Task data section start

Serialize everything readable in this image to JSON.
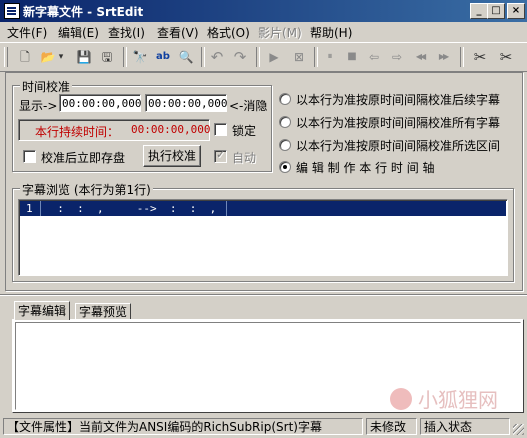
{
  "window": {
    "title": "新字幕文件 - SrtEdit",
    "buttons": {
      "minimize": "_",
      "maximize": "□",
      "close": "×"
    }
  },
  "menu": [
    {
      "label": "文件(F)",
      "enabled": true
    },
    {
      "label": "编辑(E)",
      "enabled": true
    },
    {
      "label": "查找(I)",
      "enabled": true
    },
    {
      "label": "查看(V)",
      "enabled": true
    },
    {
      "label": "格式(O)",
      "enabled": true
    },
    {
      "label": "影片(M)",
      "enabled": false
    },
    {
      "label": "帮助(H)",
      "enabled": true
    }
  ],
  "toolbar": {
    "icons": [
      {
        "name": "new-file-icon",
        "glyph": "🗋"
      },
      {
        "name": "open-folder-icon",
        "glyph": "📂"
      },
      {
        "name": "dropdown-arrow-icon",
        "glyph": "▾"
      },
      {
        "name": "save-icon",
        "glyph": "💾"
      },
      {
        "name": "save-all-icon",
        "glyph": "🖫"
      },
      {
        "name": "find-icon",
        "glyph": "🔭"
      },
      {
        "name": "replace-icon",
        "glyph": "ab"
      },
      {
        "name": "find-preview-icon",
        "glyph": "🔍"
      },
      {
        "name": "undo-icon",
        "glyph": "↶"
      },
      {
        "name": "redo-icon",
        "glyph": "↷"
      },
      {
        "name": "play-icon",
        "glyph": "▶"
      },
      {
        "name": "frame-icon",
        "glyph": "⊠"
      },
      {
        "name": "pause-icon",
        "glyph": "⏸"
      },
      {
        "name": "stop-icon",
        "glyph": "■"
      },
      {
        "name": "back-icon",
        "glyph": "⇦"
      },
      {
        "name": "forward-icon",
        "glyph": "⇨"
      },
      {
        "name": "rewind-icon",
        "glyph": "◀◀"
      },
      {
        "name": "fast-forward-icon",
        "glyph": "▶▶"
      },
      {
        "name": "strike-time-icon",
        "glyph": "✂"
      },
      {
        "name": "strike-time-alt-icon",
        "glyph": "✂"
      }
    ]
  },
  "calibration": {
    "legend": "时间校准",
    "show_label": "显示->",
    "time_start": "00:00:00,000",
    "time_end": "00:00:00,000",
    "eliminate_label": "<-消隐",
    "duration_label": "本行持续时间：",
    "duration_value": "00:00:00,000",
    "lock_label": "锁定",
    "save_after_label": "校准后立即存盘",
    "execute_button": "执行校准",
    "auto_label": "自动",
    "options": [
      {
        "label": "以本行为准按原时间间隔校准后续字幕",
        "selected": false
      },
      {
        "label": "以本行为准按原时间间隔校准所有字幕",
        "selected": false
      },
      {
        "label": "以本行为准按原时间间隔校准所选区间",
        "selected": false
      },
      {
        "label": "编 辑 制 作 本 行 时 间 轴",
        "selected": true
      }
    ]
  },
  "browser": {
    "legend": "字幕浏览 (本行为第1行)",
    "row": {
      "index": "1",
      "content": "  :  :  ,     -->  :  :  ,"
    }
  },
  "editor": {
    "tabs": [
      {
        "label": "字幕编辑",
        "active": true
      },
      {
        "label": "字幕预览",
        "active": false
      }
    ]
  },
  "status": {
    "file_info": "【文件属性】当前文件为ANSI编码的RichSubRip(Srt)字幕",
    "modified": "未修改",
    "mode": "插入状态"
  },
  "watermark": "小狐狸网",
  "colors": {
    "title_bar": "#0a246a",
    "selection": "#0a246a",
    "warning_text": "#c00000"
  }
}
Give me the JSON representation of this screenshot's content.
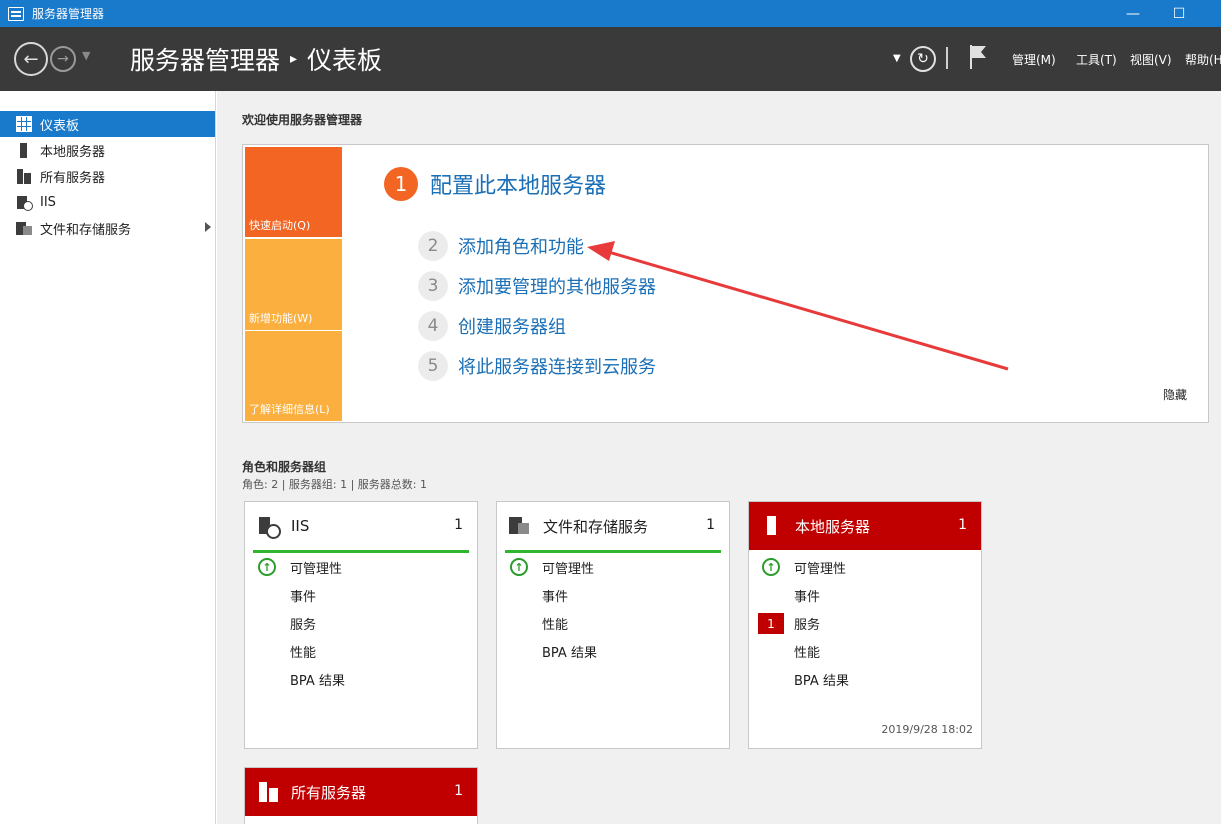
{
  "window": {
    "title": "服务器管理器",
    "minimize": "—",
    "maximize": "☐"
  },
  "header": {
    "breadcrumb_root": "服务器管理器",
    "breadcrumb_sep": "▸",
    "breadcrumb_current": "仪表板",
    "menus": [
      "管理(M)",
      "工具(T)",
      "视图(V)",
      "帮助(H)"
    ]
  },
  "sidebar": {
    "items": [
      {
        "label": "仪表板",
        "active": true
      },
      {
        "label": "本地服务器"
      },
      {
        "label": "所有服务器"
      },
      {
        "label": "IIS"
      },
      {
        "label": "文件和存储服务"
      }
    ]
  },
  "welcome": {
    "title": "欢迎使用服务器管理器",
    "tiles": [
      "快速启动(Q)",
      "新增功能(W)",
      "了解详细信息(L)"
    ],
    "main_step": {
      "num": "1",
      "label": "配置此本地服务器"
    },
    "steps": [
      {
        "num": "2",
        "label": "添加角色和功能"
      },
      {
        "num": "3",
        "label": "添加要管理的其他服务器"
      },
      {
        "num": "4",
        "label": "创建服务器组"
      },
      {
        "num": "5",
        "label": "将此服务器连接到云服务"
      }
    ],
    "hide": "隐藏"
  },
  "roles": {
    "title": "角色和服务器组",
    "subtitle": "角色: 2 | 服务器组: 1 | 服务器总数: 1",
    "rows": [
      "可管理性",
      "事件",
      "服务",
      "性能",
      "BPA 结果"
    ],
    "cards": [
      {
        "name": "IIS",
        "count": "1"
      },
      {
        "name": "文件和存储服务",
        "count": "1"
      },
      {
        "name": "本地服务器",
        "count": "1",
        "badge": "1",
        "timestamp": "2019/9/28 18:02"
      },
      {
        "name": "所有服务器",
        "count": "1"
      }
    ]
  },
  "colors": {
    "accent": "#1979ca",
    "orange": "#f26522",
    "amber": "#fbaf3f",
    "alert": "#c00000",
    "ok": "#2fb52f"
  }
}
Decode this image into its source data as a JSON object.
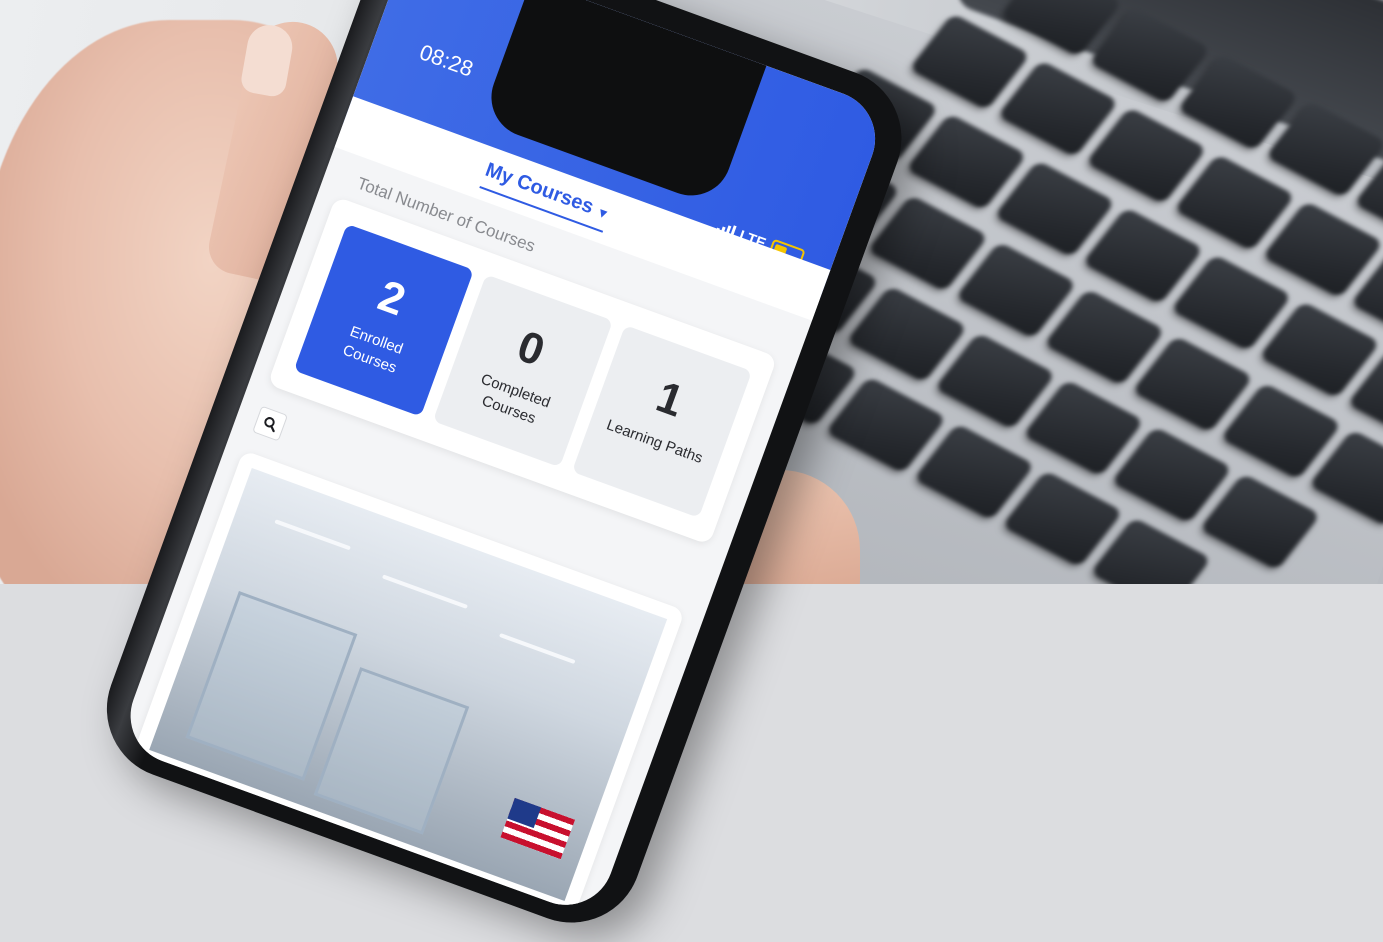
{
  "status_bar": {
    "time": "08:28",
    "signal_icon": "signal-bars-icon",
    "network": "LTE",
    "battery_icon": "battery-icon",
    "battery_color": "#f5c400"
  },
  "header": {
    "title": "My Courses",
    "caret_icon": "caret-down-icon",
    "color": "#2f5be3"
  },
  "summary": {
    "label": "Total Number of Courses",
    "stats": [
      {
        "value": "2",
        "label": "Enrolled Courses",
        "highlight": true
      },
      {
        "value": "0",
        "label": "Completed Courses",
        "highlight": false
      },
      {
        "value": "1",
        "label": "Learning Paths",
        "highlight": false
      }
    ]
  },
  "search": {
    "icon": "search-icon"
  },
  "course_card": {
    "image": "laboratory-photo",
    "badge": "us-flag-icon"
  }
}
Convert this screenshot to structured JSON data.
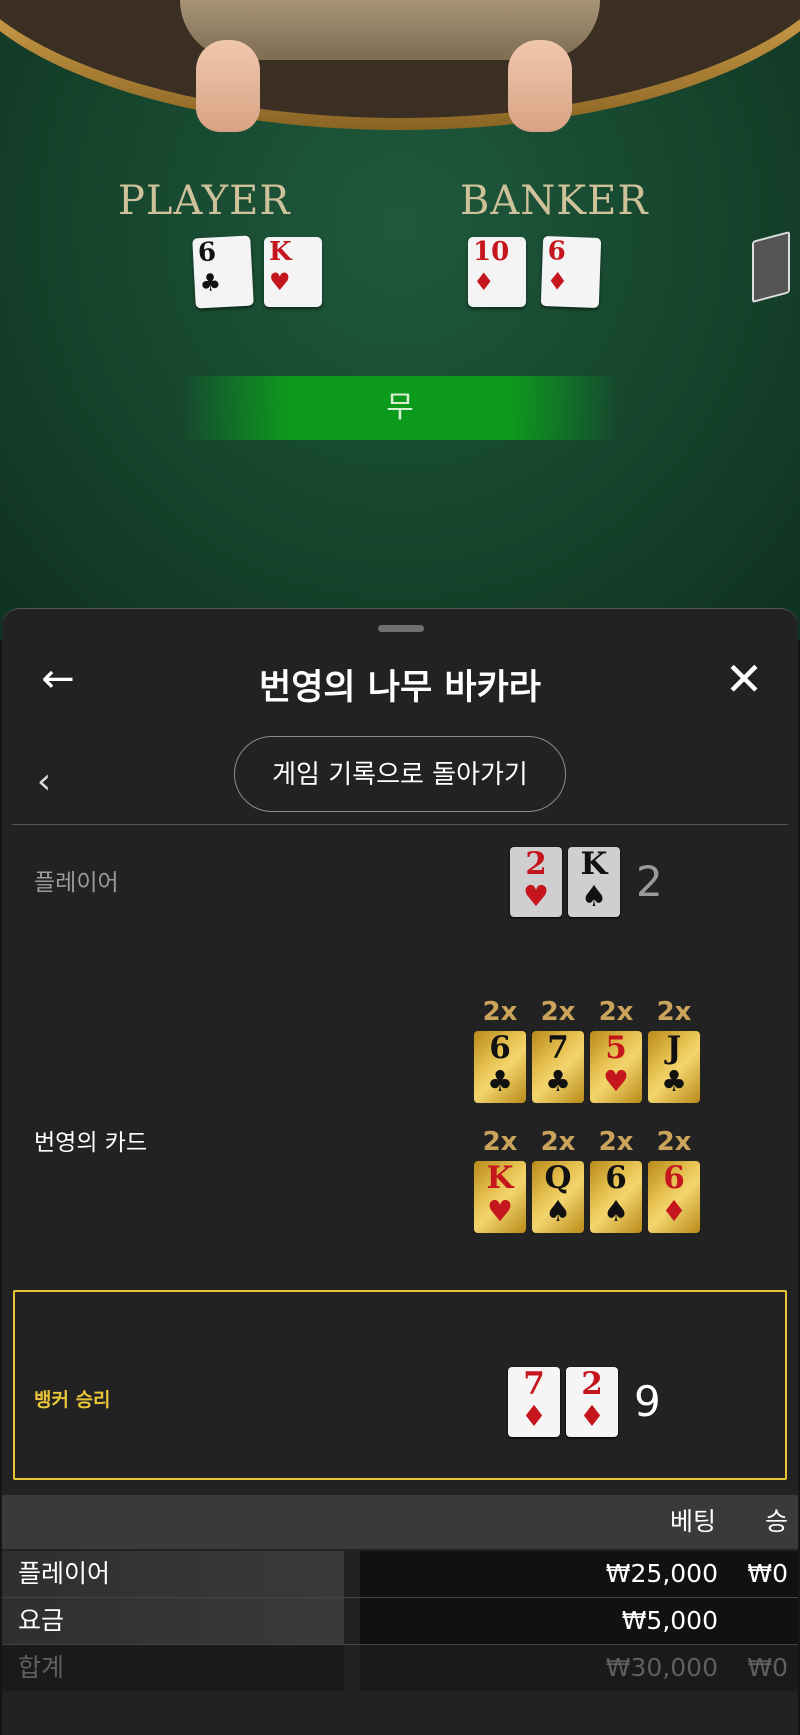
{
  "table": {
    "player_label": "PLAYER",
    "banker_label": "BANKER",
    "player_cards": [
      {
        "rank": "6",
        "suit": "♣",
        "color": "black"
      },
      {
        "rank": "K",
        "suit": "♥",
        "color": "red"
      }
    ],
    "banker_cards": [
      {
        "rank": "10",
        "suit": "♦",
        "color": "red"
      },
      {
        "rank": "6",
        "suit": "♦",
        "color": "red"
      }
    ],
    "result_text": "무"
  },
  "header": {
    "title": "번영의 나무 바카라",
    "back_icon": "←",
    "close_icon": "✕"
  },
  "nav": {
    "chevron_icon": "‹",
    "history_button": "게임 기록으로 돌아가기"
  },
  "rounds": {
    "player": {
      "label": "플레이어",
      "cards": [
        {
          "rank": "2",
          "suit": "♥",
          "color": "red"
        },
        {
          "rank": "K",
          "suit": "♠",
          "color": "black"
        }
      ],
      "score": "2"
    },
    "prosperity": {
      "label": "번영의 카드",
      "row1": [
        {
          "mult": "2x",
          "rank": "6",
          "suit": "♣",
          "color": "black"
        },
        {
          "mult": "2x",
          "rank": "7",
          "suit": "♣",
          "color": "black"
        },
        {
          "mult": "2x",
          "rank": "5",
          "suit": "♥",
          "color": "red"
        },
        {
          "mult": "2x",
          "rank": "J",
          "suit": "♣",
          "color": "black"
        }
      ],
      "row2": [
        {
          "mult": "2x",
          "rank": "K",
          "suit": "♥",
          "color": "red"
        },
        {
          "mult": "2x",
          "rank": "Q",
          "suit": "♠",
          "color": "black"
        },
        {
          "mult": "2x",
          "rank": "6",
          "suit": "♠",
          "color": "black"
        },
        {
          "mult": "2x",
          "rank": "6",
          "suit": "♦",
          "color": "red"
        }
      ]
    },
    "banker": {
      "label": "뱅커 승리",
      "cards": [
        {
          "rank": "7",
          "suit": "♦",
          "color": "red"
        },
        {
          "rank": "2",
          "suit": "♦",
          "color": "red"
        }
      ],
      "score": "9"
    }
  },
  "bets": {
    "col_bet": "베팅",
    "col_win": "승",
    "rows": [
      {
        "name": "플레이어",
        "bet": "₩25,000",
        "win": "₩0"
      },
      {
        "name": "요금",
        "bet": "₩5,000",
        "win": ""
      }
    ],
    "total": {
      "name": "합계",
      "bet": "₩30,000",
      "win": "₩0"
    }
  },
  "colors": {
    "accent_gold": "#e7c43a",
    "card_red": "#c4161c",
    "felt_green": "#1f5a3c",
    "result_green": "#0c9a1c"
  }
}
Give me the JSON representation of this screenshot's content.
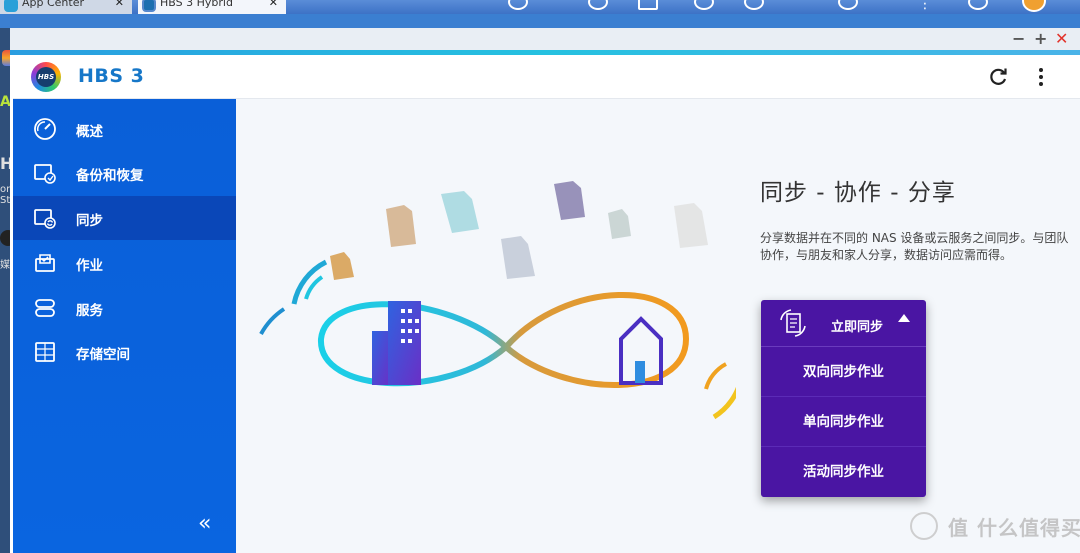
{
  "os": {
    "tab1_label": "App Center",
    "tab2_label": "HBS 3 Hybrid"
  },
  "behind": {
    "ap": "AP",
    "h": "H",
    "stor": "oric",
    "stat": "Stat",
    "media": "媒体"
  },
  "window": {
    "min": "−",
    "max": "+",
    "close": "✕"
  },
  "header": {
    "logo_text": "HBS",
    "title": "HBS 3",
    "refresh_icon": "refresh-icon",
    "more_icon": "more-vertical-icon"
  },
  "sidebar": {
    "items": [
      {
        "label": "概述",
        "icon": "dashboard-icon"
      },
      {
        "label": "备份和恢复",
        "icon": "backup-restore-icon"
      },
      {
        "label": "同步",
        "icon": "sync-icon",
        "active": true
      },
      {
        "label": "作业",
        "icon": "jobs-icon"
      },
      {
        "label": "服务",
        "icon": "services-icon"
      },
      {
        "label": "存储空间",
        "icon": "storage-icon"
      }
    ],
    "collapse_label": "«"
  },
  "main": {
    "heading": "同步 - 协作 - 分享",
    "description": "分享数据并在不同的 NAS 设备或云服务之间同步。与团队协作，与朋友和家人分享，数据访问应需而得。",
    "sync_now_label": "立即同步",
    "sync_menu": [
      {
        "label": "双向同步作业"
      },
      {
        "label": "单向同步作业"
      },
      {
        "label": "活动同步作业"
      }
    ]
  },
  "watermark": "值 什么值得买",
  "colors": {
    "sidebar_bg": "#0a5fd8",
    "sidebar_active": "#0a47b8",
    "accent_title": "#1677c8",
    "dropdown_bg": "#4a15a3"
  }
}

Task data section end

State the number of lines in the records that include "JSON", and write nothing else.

Exercise solution: 5